▶ **EXERCISE OBJECTIVE**: Word for word, write out all of the data below.

[ENTRIES SHOWN Boundary: Start]

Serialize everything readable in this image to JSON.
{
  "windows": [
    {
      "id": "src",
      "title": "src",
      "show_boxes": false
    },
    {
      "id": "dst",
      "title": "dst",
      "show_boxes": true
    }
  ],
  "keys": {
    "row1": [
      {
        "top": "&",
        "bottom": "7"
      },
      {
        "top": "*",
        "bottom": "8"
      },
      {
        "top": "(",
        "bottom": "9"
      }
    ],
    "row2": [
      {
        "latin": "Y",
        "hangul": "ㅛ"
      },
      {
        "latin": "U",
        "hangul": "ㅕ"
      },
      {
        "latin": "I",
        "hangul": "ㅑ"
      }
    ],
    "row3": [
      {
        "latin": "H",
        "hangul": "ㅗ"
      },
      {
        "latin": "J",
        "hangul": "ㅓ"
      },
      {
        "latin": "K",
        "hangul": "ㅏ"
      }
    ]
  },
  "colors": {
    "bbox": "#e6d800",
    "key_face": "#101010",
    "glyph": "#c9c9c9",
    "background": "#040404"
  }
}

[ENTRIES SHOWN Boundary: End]

▶ **EXERCISE ANSWER**:
Serialize everything readable in this image to JSON.
{
  "windows": [
    {
      "id": "src",
      "title": "src",
      "show_boxes": false
    },
    {
      "id": "dst",
      "title": "dst",
      "show_boxes": true
    }
  ],
  "keys": {
    "row1": [
      {
        "top": "&",
        "bottom": "7"
      },
      {
        "top": "*",
        "bottom": "8"
      },
      {
        "top": "(",
        "bottom": "9"
      }
    ],
    "row2": [
      {
        "latin": "Y",
        "hangul": "ㅛ"
      },
      {
        "latin": "U",
        "hangul": "ㅕ"
      },
      {
        "latin": "I",
        "hangul": "ㅑ"
      }
    ],
    "row3": [
      {
        "latin": "H",
        "hangul": "ㅗ"
      },
      {
        "latin": "J",
        "hangul": "ㅓ"
      },
      {
        "latin": "K",
        "hangul": "ㅏ"
      }
    ]
  },
  "colors": {
    "bbox": "#e6d800",
    "key_face": "#101010",
    "glyph": "#c9c9c9",
    "background": "#040404"
  }
}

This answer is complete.